(Raw data begins)
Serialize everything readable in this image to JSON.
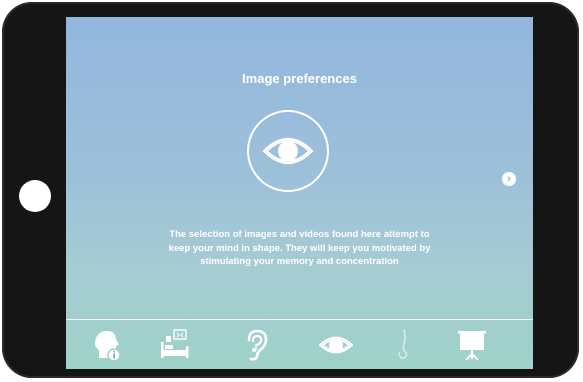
{
  "screen": {
    "title": "Image preferences",
    "description": "The selection of images and videos found here attempt to keep your mind in shape. They will keep you motivated by stimulating your memory and concentration",
    "next_icon": "chevron-right-icon",
    "hero_icon": "eye-icon"
  },
  "tabbar": {
    "tabs": [
      {
        "icon": "head-info-icon",
        "active": false
      },
      {
        "icon": "bed-monitor-icon",
        "active": false
      },
      {
        "icon": "ear-icon",
        "active": false
      },
      {
        "icon": "eye-icon",
        "active": true
      },
      {
        "icon": "nose-icon",
        "active": false
      },
      {
        "icon": "presentation-icon",
        "active": false
      }
    ]
  },
  "colors": {
    "device": "#151515",
    "screen_top": "#93b6de",
    "screen_bottom": "#9fd2c8",
    "text": "#ffffff"
  }
}
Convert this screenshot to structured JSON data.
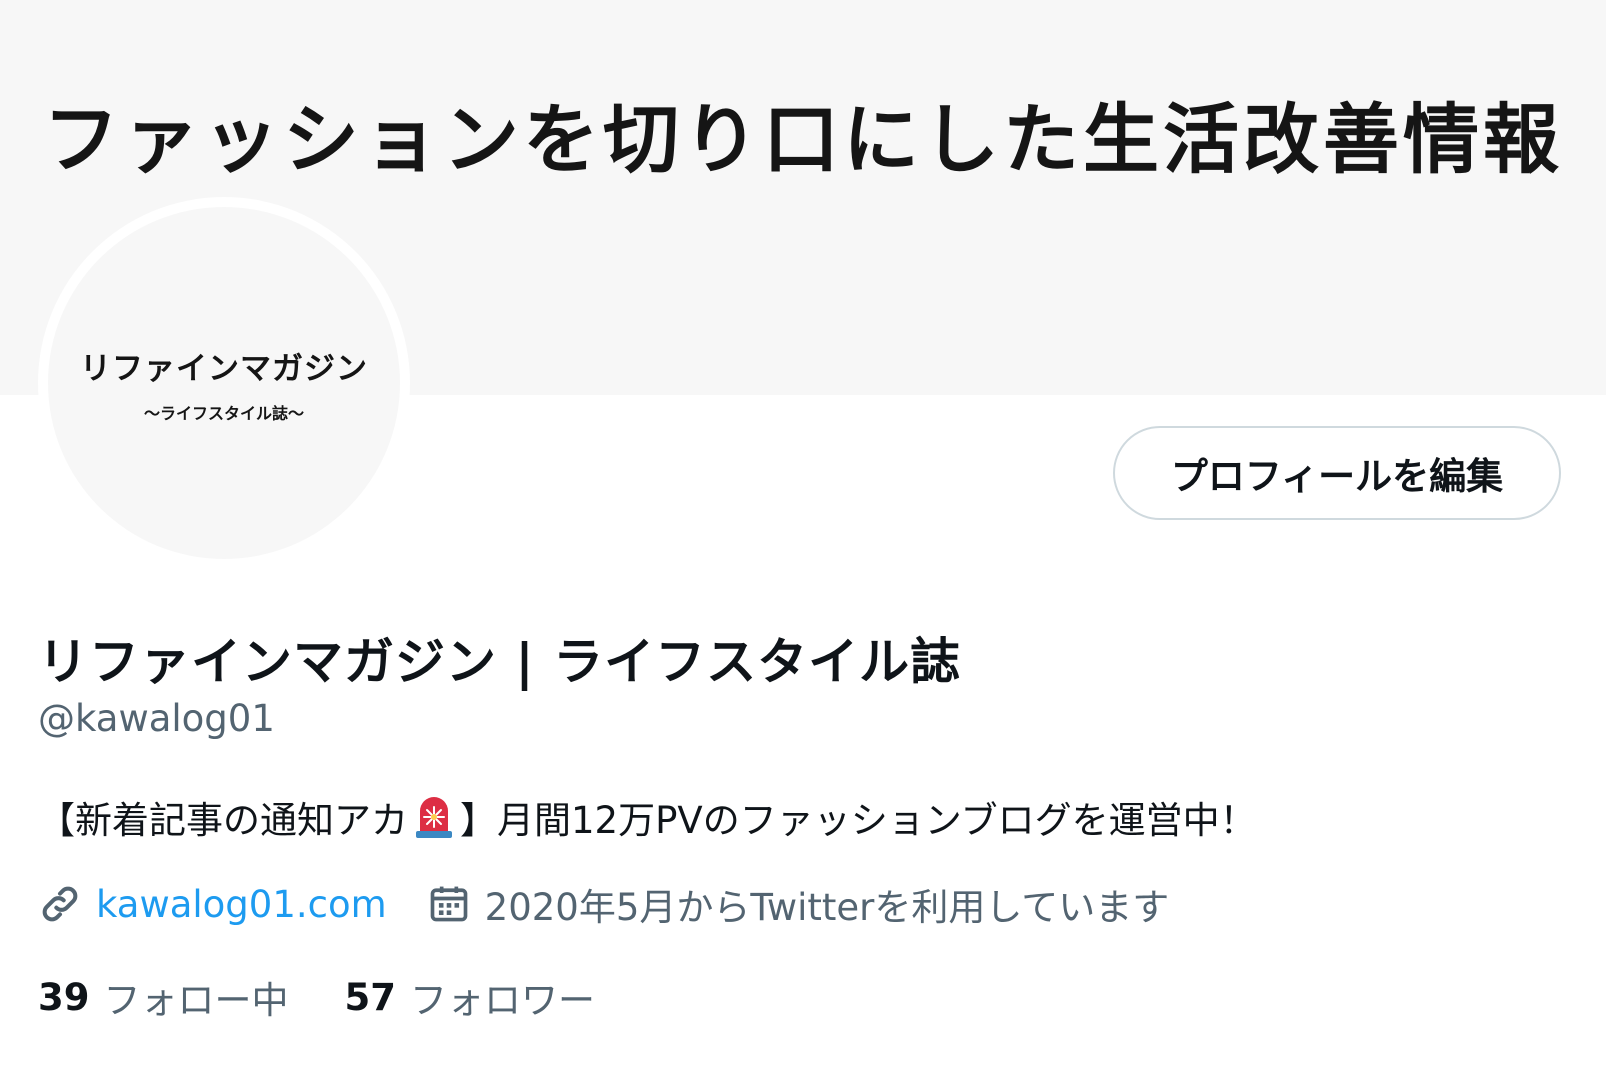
{
  "banner": {
    "text": "ファッションを切り口にした生活改善情報"
  },
  "avatar": {
    "title": "リファインマガジン",
    "subtitle": "〜ライフスタイル誌〜"
  },
  "profile": {
    "edit_button_label": "プロフィールを編集",
    "display_name": "リファインマガジン | ライフスタイル誌",
    "handle": "@kawalog01",
    "bio_before": "【新着記事の通知アカ",
    "bio_emoji": "siren-icon",
    "bio_after": "】月間12万PVのファッションブログを運営中！",
    "website": "kawalog01.com",
    "joined": "2020年5月からTwitterを利用しています"
  },
  "stats": {
    "following_count": "39",
    "following_label": "フォロー中",
    "followers_count": "57",
    "followers_label": "フォロワー"
  },
  "colors": {
    "link": "#1d9bf0",
    "secondary_text": "#536471",
    "banner_bg": "#f7f7f7"
  }
}
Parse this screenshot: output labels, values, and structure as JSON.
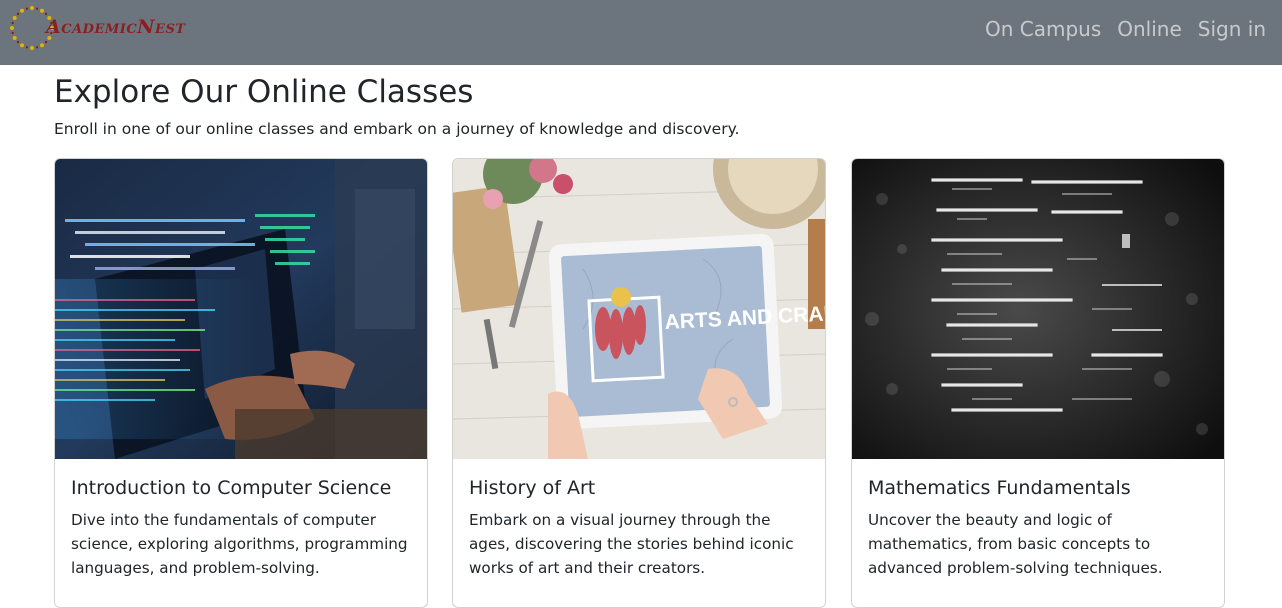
{
  "brand": {
    "name": "AcademicNest",
    "logo_icon": "wreath-of-stars-logo",
    "color": "#8b1e1e"
  },
  "nav": {
    "items": [
      "On Campus",
      "Online",
      "Sign in"
    ]
  },
  "main": {
    "title": "Explore Our Online Classes",
    "lead": "Enroll in one of our online classes and embark on a journey of knowledge and discovery."
  },
  "cards": [
    {
      "image": "programmer-coding-photo",
      "title": "Introduction to Computer Science",
      "text": "Dive into the fundamentals of computer science, exploring algorithms, programming languages, and problem-solving."
    },
    {
      "image": "arts-and-crafts-tablet-photo",
      "image_caption": "ARTS AND CRAFTS",
      "title": "History of Art",
      "text": "Embark on a visual journey through the ages, discovering the stories behind iconic works of art and their creators."
    },
    {
      "image": "math-formulas-photo",
      "title": "Mathematics Fundamentals",
      "text": "Uncover the beauty and logic of mathematics, from basic concepts to advanced problem-solving techniques."
    }
  ],
  "colors": {
    "navbar": "#6c757d",
    "nav_link": "rgba(255,255,255,0.62)",
    "text": "#212529"
  }
}
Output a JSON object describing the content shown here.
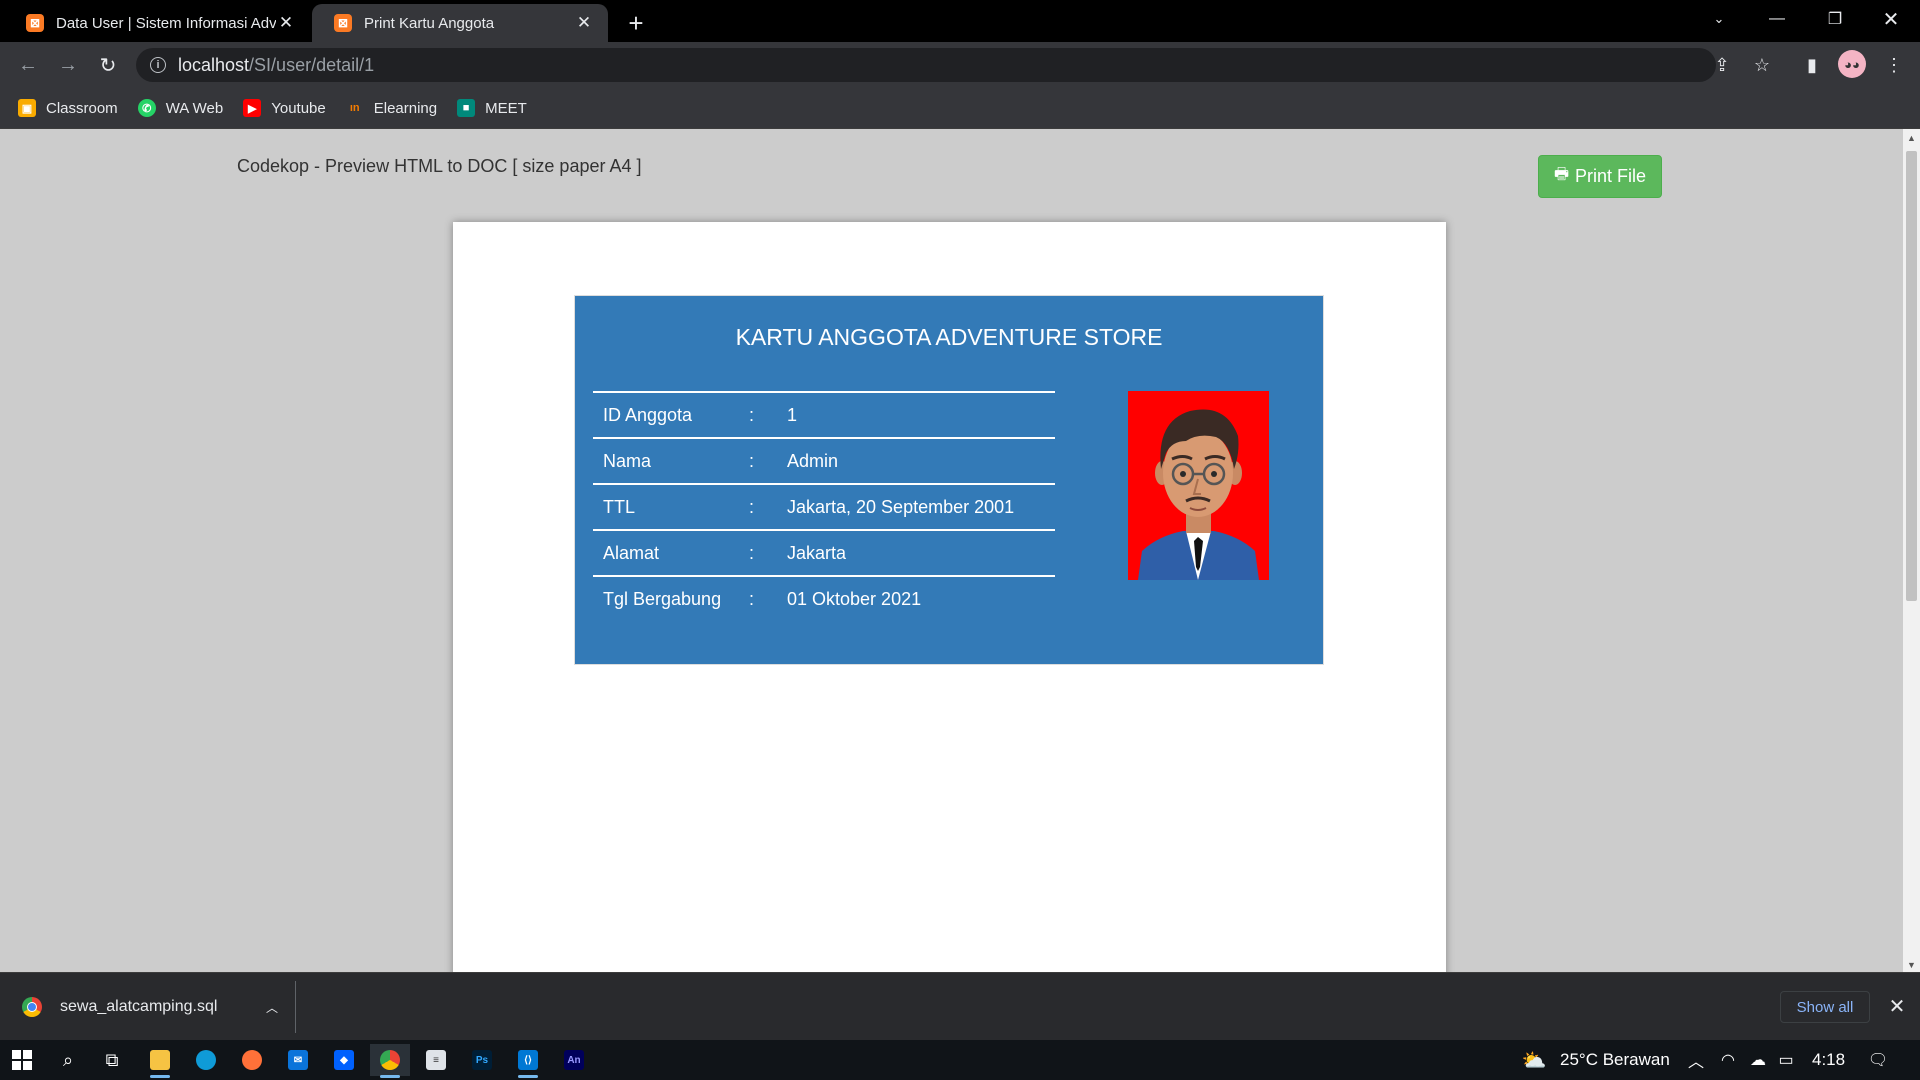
{
  "tabs": [
    {
      "title": "Data User | Sistem Informasi Adventure Store",
      "favicon": "xampp-icon"
    },
    {
      "title": "Print Kartu Anggota",
      "favicon": "xampp-icon"
    }
  ],
  "address_bar": {
    "host": "localhost",
    "path": "/SI/user/detail/1"
  },
  "bookmarks": [
    {
      "label": "Classroom",
      "icon": "classroom-icon",
      "color": "#f9ab00"
    },
    {
      "label": "WA Web",
      "icon": "whatsapp-icon",
      "color": "#25d366"
    },
    {
      "label": "Youtube",
      "icon": "youtube-icon",
      "color": "#ff0000"
    },
    {
      "label": "Elearning",
      "icon": "elearning-icon",
      "color": "#f57c00"
    },
    {
      "label": "MEET",
      "icon": "meet-icon",
      "color": "#00897b"
    }
  ],
  "page": {
    "preview_title": "Codekop - Preview HTML to DOC [ size paper A4 ]",
    "print_button": "Print File",
    "print_button_color": "#5cb85c"
  },
  "card": {
    "title": "KARTU ANGGOTA ADVENTURE STORE",
    "background": "#337ab7",
    "rows": [
      {
        "label": "ID Anggota",
        "sep": ":",
        "value": "1"
      },
      {
        "label": "Nama",
        "sep": ":",
        "value": "Admin"
      },
      {
        "label": "TTL",
        "sep": ":",
        "value": "Jakarta, 20 September 2001"
      },
      {
        "label": "Alamat",
        "sep": ":",
        "value": "Jakarta"
      },
      {
        "label": "Tgl Bergabung",
        "sep": ":",
        "value": "01 Oktober 2021"
      }
    ],
    "photo_background": "#ff0000"
  },
  "downloads": {
    "file_name": "sewa_alatcamping.sql",
    "show_all": "Show all"
  },
  "taskbar": {
    "weather": "25°C  Berawan",
    "time": "4:18"
  }
}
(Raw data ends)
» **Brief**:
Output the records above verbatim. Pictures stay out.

» **Written answer**:
Serialize everything readable in this image to JSON.
{
  "screen": {
    "title": "Image preferences",
    "description": "The selection of images and videos found here attempt to keep your mind in shape. They will keep you motivated by stimulating your memory and concentration",
    "next_icon": "chevron-right-icon",
    "hero_icon": "eye-icon"
  },
  "tabbar": {
    "tabs": [
      {
        "icon": "head-info-icon",
        "active": false
      },
      {
        "icon": "bed-monitor-icon",
        "active": false
      },
      {
        "icon": "ear-icon",
        "active": false
      },
      {
        "icon": "eye-icon",
        "active": true
      },
      {
        "icon": "nose-icon",
        "active": false
      },
      {
        "icon": "presentation-icon",
        "active": false
      }
    ]
  },
  "colors": {
    "device": "#151515",
    "screen_top": "#93b6de",
    "screen_bottom": "#9fd2c8",
    "text": "#ffffff"
  }
}
Convert this screenshot to structured JSON data.
{
  "banner": {
    "text": "ファッションを切り口にした生活改善情報"
  },
  "avatar": {
    "title": "リファインマガジン",
    "subtitle": "〜ライフスタイル誌〜"
  },
  "profile": {
    "edit_button_label": "プロフィールを編集",
    "display_name": "リファインマガジン | ライフスタイル誌",
    "handle": "@kawalog01",
    "bio_before": "【新着記事の通知アカ",
    "bio_emoji": "siren-icon",
    "bio_after": "】月間12万PVのファッションブログを運営中！",
    "website": "kawalog01.com",
    "joined": "2020年5月からTwitterを利用しています"
  },
  "stats": {
    "following_count": "39",
    "following_label": "フォロー中",
    "followers_count": "57",
    "followers_label": "フォロワー"
  },
  "colors": {
    "link": "#1d9bf0",
    "secondary_text": "#536471",
    "banner_bg": "#f7f7f7"
  }
}
Parse this screenshot: output labels, values, and structure as JSON.
{
  "brand": {
    "name": "AcademicNest",
    "logo_icon": "wreath-of-stars-logo",
    "color": "#8b1e1e"
  },
  "nav": {
    "items": [
      "On Campus",
      "Online",
      "Sign in"
    ]
  },
  "main": {
    "title": "Explore Our Online Classes",
    "lead": "Enroll in one of our online classes and embark on a journey of knowledge and discovery."
  },
  "cards": [
    {
      "image": "programmer-coding-photo",
      "title": "Introduction to Computer Science",
      "text": "Dive into the fundamentals of computer science, exploring algorithms, programming languages, and problem-solving."
    },
    {
      "image": "arts-and-crafts-tablet-photo",
      "image_caption": "ARTS AND CRAFTS",
      "title": "History of Art",
      "text": "Embark on a visual journey through the ages, discovering the stories behind iconic works of art and their creators."
    },
    {
      "image": "math-formulas-photo",
      "title": "Mathematics Fundamentals",
      "text": "Uncover the beauty and logic of mathematics, from basic concepts to advanced problem-solving techniques."
    }
  ],
  "colors": {
    "navbar": "#6c757d",
    "nav_link": "rgba(255,255,255,0.62)",
    "text": "#212529"
  }
}
Output a JSON object describing the content shown here.
{
  "tabs": [
    {
      "title": "Data User | Sistem Informasi Adventure Store",
      "favicon": "xampp-icon"
    },
    {
      "title": "Print Kartu Anggota",
      "favicon": "xampp-icon"
    }
  ],
  "address_bar": {
    "host": "localhost",
    "path": "/SI/user/detail/1"
  },
  "bookmarks": [
    {
      "label": "Classroom",
      "icon": "classroom-icon",
      "color": "#f9ab00"
    },
    {
      "label": "WA Web",
      "icon": "whatsapp-icon",
      "color": "#25d366"
    },
    {
      "label": "Youtube",
      "icon": "youtube-icon",
      "color": "#ff0000"
    },
    {
      "label": "Elearning",
      "icon": "elearning-icon",
      "color": "#f57c00"
    },
    {
      "label": "MEET",
      "icon": "meet-icon",
      "color": "#00897b"
    }
  ],
  "page": {
    "preview_title": "Codekop - Preview HTML to DOC [ size paper A4 ]",
    "print_button": "Print File",
    "print_button_color": "#5cb85c"
  },
  "card": {
    "title": "KARTU ANGGOTA ADVENTURE STORE",
    "background": "#337ab7",
    "rows": [
      {
        "label": "ID Anggota",
        "sep": ":",
        "value": "1"
      },
      {
        "label": "Nama",
        "sep": ":",
        "value": "Admin"
      },
      {
        "label": "TTL",
        "sep": ":",
        "value": "Jakarta, 20 September 2001"
      },
      {
        "label": "Alamat",
        "sep": ":",
        "value": "Jakarta"
      },
      {
        "label": "Tgl Bergabung",
        "sep": ":",
        "value": "01 Oktober 2021"
      }
    ],
    "photo_background": "#ff0000"
  },
  "downloads": {
    "file_name": "sewa_alatcamping.sql",
    "show_all": "Show all"
  },
  "taskbar": {
    "weather": "25°C  Berawan",
    "time": "4:18"
  }
}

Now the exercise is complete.